The National Academy’s team, led by Dr Anahit Khudaverdyan, published their report in the International Journal of Osteoarchaeology. This is a branch of archaeology devoted to human remains. They “identified a rich array of traumatic lesions, which shed light on her daily activities, occupation and warfare practice.”

The report mentions grisly details such as “a trapped metal arrowhead in her femur”. This wound appears to have happened long before her demise, with later wounds leading to her violent exit.

Amazon woman

Forbes writes, “Her left hip and right thigh bore chop marks, while her left lower leg had been stabbed.” However she went, it doesn’t appear to have been quietly! “Her injuries suggest she was struck by a sword and finished off as she lay on the ancient battlefield by a hatchet,” said Dr Khudaverdyan, quoted by the Daily Mail.

This evidence ties the woman to a life of battle and bloodshed. Her strong muscle attachments and highly developed pectorals and deltoids indicate a drawing motion, so she may have been an archer. Big gluteal muscles could be connected to horse riding.

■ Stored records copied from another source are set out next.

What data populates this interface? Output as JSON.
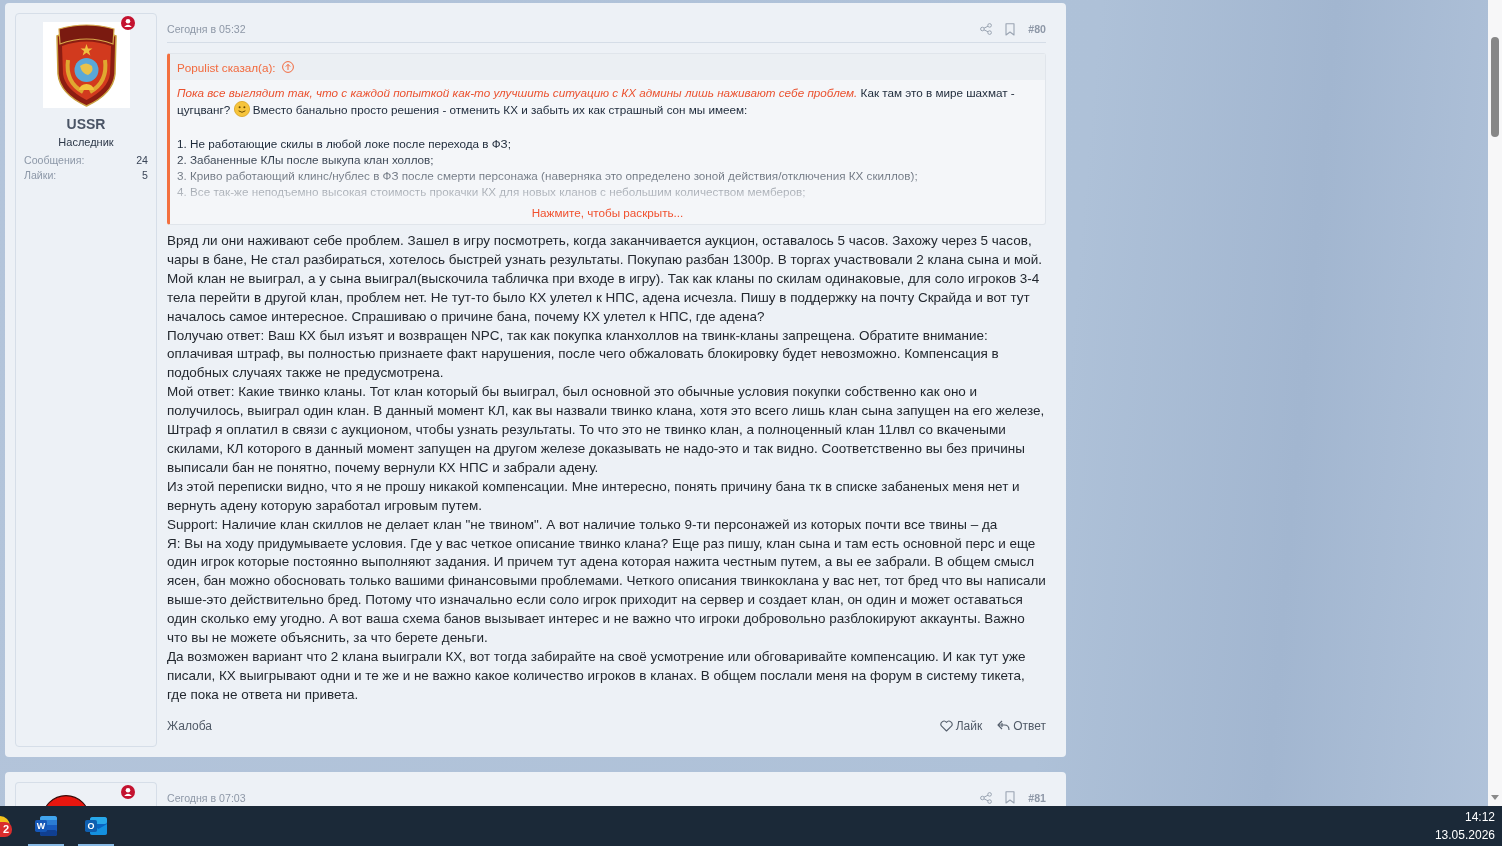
{
  "posts": [
    {
      "author": {
        "avatar": {
          "kind": "emblem"
        },
        "name": "USSR",
        "title": "Наследник",
        "stats": [
          {
            "label": "Сообщения:",
            "value": "24"
          },
          {
            "label": "Лайки:",
            "value": "5"
          }
        ]
      },
      "time": "Сегодня в 05:32",
      "number": "#80",
      "quote": {
        "author": "Populist сказал(а):",
        "expanded": false,
        "intro": [
          "*Пока все выглядит так, что с каждой попыткой как-то улучшить ситуацию с КХ админы лишь наживают себе проблем.* Как там это в мире шахмат - цугцванг?",
          "Вместо банально просто решения - отменить КХ и забыть их как страшный сон мы имеем:"
        ],
        "items": [
          "1. Не работающие скилы в любой локе после перехода в ФЗ;",
          "2. Забаненные КЛы после выкупа клан холлов;",
          "3. Криво работающий клинс/нублес в ФЗ после смерти персонажа (наверняка это определено зоной действия/отключения КХ скиллов);",
          "4. Все так-же неподъемно высокая стоимость прокачки КХ для новых кланов с небольшим количеством мемберов;"
        ],
        "expand": "Нажмите, чтобы раскрыть..."
      },
      "paragraphs": [
        "Вряд ли они наживают себе проблем. Зашел в игру посмотреть, когда заканчивается аукцион, оставалось 5 часов. Захожу через 5 часов, чары в бане, Не стал разбираться, хотелось быстрей узнать результаты. Покупаю разбан 1300р. В торгах участвовали 2 клана сына и мой. Мой клан не выиграл, а у сына выиграл(выскочила табличка при входе в игру). Так как кланы по скилам одинаковые, для соло игроков 3-4 тела перейти в другой клан, проблем нет. Не тут-то было КХ улетел к НПС, адена исчезла. Пишу в поддержку на почту Скрайда и вот тут началось самое интересное. Спрашиваю о причине бана, почему КХ улетел к НПС, где адена?",
        "Получаю ответ: Ваш КХ был изъят и возвращен NPC, так как покупка кланхоллов на твинк-кланы запрещена. Обратите внимание: оплачивая штраф, вы полностью признаете факт нарушения, после чего обжаловать блокировку будет невозможно. Компенсация в подобных случаях также не предусмотрена.",
        "Мой ответ: Какие твинко кланы. Тот клан который бы выиграл, был основной это обычные условия покупки собственно как оно и получилось, выиграл один клан. В данный момент КЛ, как вы назвали твинко клана, хотя это всего лишь клан сына запущен на его железе, Штраф я оплатил в связи с аукционом, чтобы узнать результаты. То что это не твинко клан, а полноценный клан 11лвл со вкачеными скилами, КЛ которого в данный момент запущен на другом железе доказывать не надо-это и так видно. Соответственно вы без причины выписали бан не понятно, почему вернули КХ НПС и забрали адену.",
        "Из этой переписки видно, что я не прошу никакой компенсации. Мне интересно, понять причину бана тк в списке забаненых меня нет и вернуть адену которую заработал игровым путем.",
        "Support: Наличие клан скиллов не делает клан \"не твином\". А вот наличие только 9-ти персонажей из которых почти все твины – да",
        "Я: Вы на ходу придумываете условия. Где у вас четкое описание твинко клана? Еще раз пишу, клан сына и там есть основной перс и еще один игрок которые постоянно выполняют задания. И причем тут адена которая нажита честным путем, а вы ее забрали. В общем смысл ясен, бан можно обосновать только вашими финансовыми проблемами. Четкого описания твинкоклана у вас нет, тот бред что вы написали выше-это действительно бред. Потому что изначально если соло игрок приходит на сервер и создает клан, он один и может оставаться один сколько ему угодно. А вот ваша схема банов вызывает интерес и не важно что игроки добровольно разблокируют аккаунты. Важно что вы не можете объяснить, за что берете деньги.",
        "Да возможен вариант что 2 клана выиграли КХ, вот тогда забирайте на своё усмотрение или обговаривайте компенсацию. И как тут уже писали, КХ выигрывают одни и те же и не важно какое количество игроков в кланах. В общем послали меня на форум в систему тикета, где пока не ответа ни привета."
      ],
      "actions": {
        "report": "Жалоба",
        "like": "Лайк",
        "reply": "Ответ"
      }
    },
    {
      "author": {
        "avatar": {
          "kind": "circle"
        }
      },
      "time": "Сегодня в 07:03",
      "number": "#81"
    }
  ],
  "taskbar": {
    "apps": [
      {
        "kind": "round",
        "badge": "2",
        "running": false
      },
      {
        "kind": "document",
        "letter": "W",
        "running": true
      },
      {
        "kind": "mail",
        "letter": "O",
        "running": true
      }
    ],
    "time": "14:12",
    "date": "13.05.2026"
  }
}
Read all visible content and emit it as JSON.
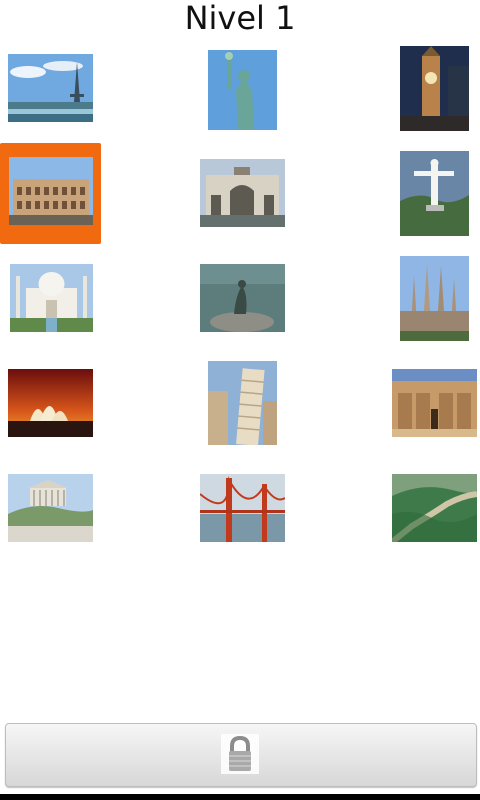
{
  "header": {
    "title": "Nivel 1"
  },
  "grid": {
    "items": [
      {
        "name": "eiffel-tower"
      },
      {
        "name": "statue-of-liberty"
      },
      {
        "name": "big-ben"
      },
      {
        "name": "colosseum",
        "selected": true
      },
      {
        "name": "puerta-de-alcala"
      },
      {
        "name": "christ-the-redeemer"
      },
      {
        "name": "taj-mahal"
      },
      {
        "name": "little-mermaid"
      },
      {
        "name": "sagrada-familia"
      },
      {
        "name": "sydney-opera-house"
      },
      {
        "name": "leaning-tower-of-pisa"
      },
      {
        "name": "abu-simbel"
      },
      {
        "name": "acropolis"
      },
      {
        "name": "golden-gate-bridge"
      },
      {
        "name": "great-wall"
      }
    ]
  },
  "footer": {
    "button_icon": "lock-icon"
  },
  "colors": {
    "selected_frame": "#f26a0f"
  }
}
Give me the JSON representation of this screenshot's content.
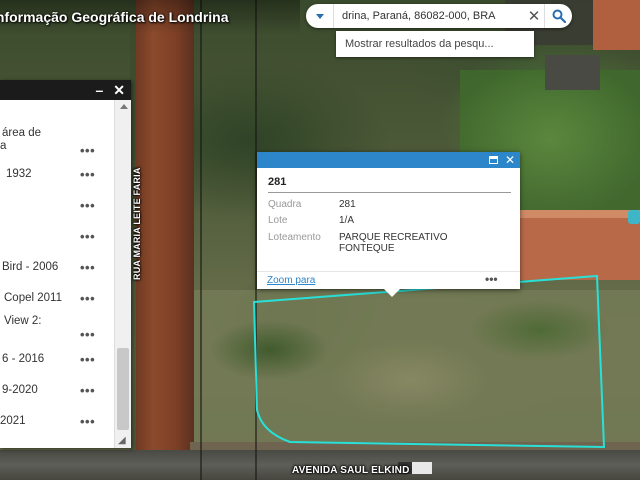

Amazon woman
Wounded Amazon of the Capitoline Museums, Rome, Italy. Photo by Jean-Pol GRANDMONT CC BY-SA 3.0

Only one other female example has been located in this area, though it’s thought Uratu men and women often hunted together.

The presence of such a skeleton puts flesh on the bones – so to speak – of a theory regarding the fabled Amazon women. Did the Greeks take inspiration from these hardy warriors in Armenia? “Sources in Ancient Greece indicated the existence of so-called Amazon Women in the mountainous Caucasus region (between the Black and Caspian Sea)” says the Mail.

Amazon women painting
Thalestris, Queen of the Amazons, visits Alexander by Johann Georg Platzer

Amazons were legendary in status – ancient female fighters, formidable in combat. The legacy lives on in the enduring character of DC’s Wonder Woman, whose Amazon background and ability was inspired by such tales. The truth is probably removed from this idealized example, but what’s obvious is that there must have been historical cases that informed the Greek view.


Uratu’s enemies the Scythians definitely fit the bill of being Amazonian. The two parties would clash in the struggle for territory, and in both cases women played a major role on the battlefield. National Geographic writes about Amazons that the “Greeks located them in the areas north and east of the Mediterranean on the vast steppes of Eurasia. Archaeologists have been digging up thousands of graves of people called Scythians by the Greeks. They turn out to be people whose women fought, hunted, rode horses, used bows and arrows, just like the men.”

Related Article: The Fierce Amazon Warrior Women – What’s Real and What’s Myth

Throw in the Uratu warrior’s status and a compelling picture is painted. The Mail adds that “The ‘rich inventory’ of her grave including jewelry suggest the woman was ‘high status’.”

The latest find presents the most convincing case yet for a real life Amazon woman, or at least the powerful inspiration for this classic myth.